(PROBLEM STATEMENT) In the entries below, the word "main" appears on some lines. Copy each of those lines.

[Data extracted from a collection]
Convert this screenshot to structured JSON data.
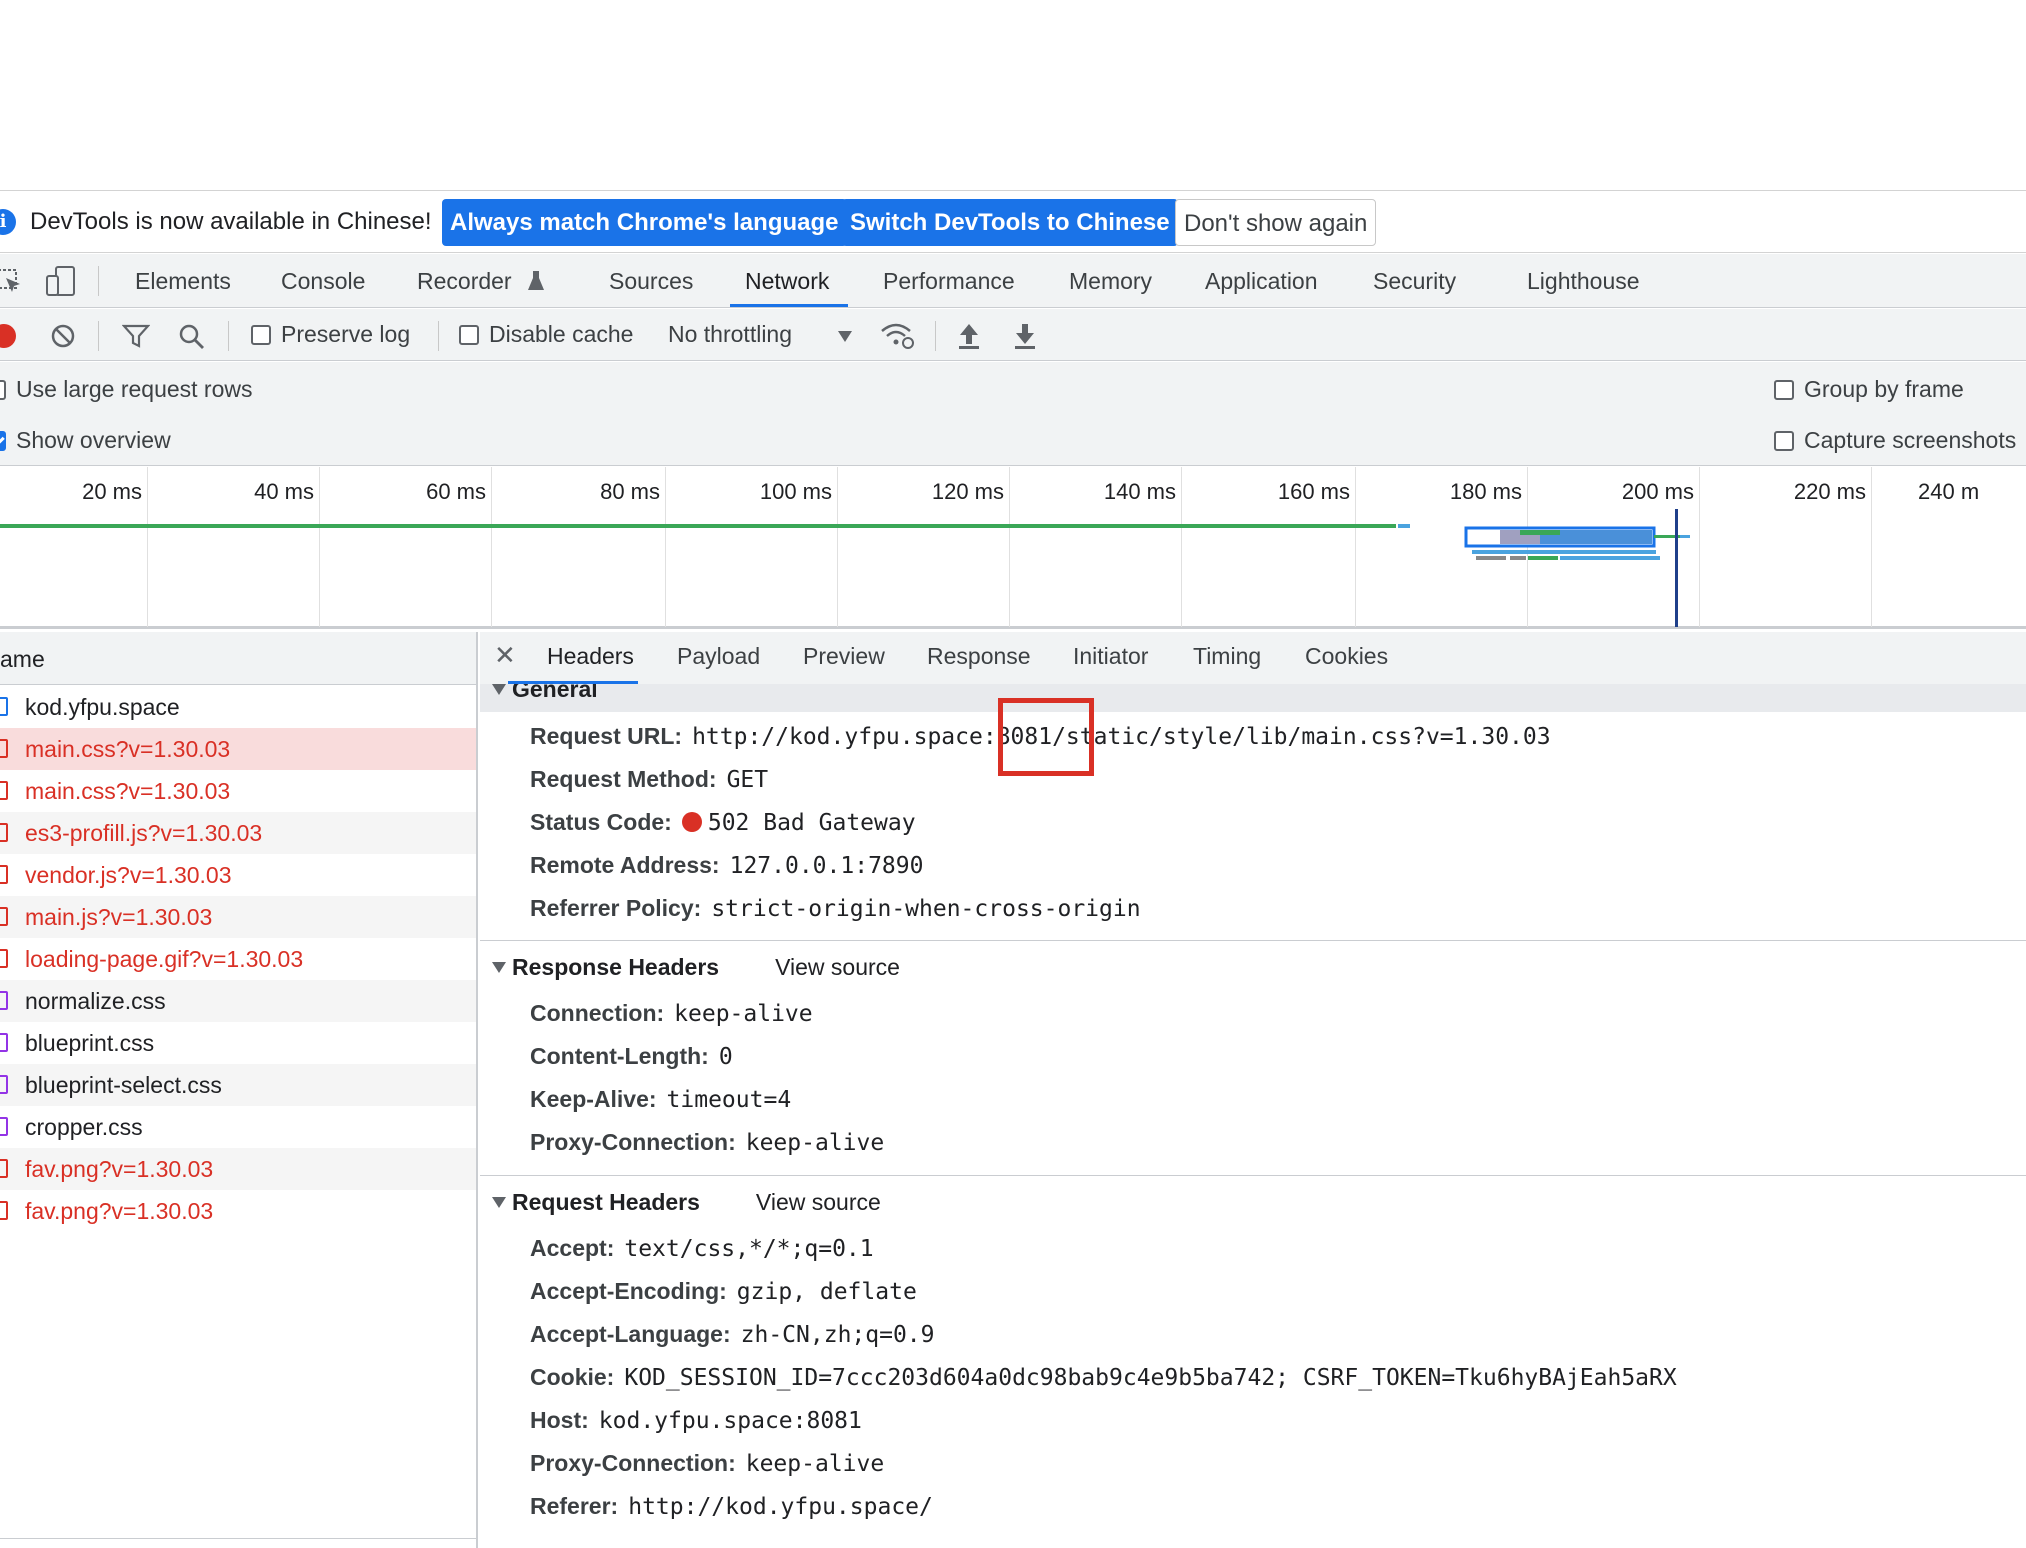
{
  "infobar": {
    "message": "DevTools is now available in Chinese!",
    "btn_match": "Always match Chrome's language",
    "btn_switch": "Switch DevTools to Chinese",
    "btn_dismiss": "Don't show again"
  },
  "tabs": {
    "elements": "Elements",
    "console": "Console",
    "recorder": "Recorder",
    "sources": "Sources",
    "network": "Network",
    "performance": "Performance",
    "memory": "Memory",
    "application": "Application",
    "security": "Security",
    "lighthouse": "Lighthouse"
  },
  "toolbar": {
    "preserve_log": "Preserve log",
    "disable_cache": "Disable cache",
    "throttling": "No throttling"
  },
  "settings": {
    "large_rows": "Use large request rows",
    "show_overview": "Show overview",
    "group_by_frame": "Group by frame",
    "capture_screenshots": "Capture screenshots"
  },
  "overview": {
    "ticks": [
      "20 ms",
      "40 ms",
      "60 ms",
      "80 ms",
      "100 ms",
      "120 ms",
      "140 ms",
      "160 ms",
      "180 ms",
      "200 ms",
      "220 ms",
      "240 m"
    ]
  },
  "request_list": {
    "column_name": "ame",
    "rows": [
      {
        "name": "kod.yfpu.space",
        "error": false
      },
      {
        "name": "main.css?v=1.30.03",
        "error": true
      },
      {
        "name": "main.css?v=1.30.03",
        "error": true
      },
      {
        "name": "es3-profill.js?v=1.30.03",
        "error": true
      },
      {
        "name": "vendor.js?v=1.30.03",
        "error": true
      },
      {
        "name": "main.js?v=1.30.03",
        "error": true
      },
      {
        "name": "loading-page.gif?v=1.30.03",
        "error": true
      },
      {
        "name": "normalize.css",
        "error": false
      },
      {
        "name": "blueprint.css",
        "error": false
      },
      {
        "name": "blueprint-select.css",
        "error": false
      },
      {
        "name": "cropper.css",
        "error": false
      },
      {
        "name": "fav.png?v=1.30.03",
        "error": true
      },
      {
        "name": "fav.png?v=1.30.03",
        "error": true
      }
    ]
  },
  "details": {
    "tabs": {
      "headers": "Headers",
      "payload": "Payload",
      "preview": "Preview",
      "response": "Response",
      "initiator": "Initiator",
      "timing": "Timing",
      "cookies": "Cookies"
    },
    "general": {
      "title": "General",
      "request_url_key": "Request URL:",
      "request_url": "http://kod.yfpu.space:8081/static/style/lib/main.css?v=1.30.03",
      "request_method_key": "Request Method:",
      "request_method": "GET",
      "status_code_key": "Status Code:",
      "status_code": "502 Bad Gateway",
      "remote_address_key": "Remote Address:",
      "remote_address": "127.0.0.1:7890",
      "referrer_policy_key": "Referrer Policy:",
      "referrer_policy": "strict-origin-when-cross-origin"
    },
    "response_headers": {
      "title": "Response Headers",
      "view_source": "View source",
      "connection_key": "Connection:",
      "connection": "keep-alive",
      "content_length_key": "Content-Length:",
      "content_length": "0",
      "keep_alive_key": "Keep-Alive:",
      "keep_alive": "timeout=4",
      "proxy_connection_key": "Proxy-Connection:",
      "proxy_connection": "keep-alive"
    },
    "request_headers": {
      "title": "Request Headers",
      "view_source": "View source",
      "accept_key": "Accept:",
      "accept": "text/css,*/*;q=0.1",
      "accept_encoding_key": "Accept-Encoding:",
      "accept_encoding": "gzip, deflate",
      "accept_language_key": "Accept-Language:",
      "accept_language": "zh-CN,zh;q=0.9",
      "cookie_key": "Cookie:",
      "cookie": "KOD_SESSION_ID=7ccc203d604a0dc98bab9c4e9b5ba742; CSRF_TOKEN=Tku6hyBAjEah5aRX",
      "host_key": "Host:",
      "host": "kod.yfpu.space:8081",
      "proxy_connection_key": "Proxy-Connection:",
      "proxy_connection": "keep-alive",
      "referer_key": "Referer:",
      "referer": "http://kod.yfpu.space/"
    }
  }
}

(WRITTEN ANSWER)
        "name": "main.css?v=1.30.03",
        "name": "main.css?v=1.30.03",
        "name": "main.js?v=1.30.03",
      "request_url": "http://kod.yfpu.space:8081/static/style/lib/main.css?v=1.30.03",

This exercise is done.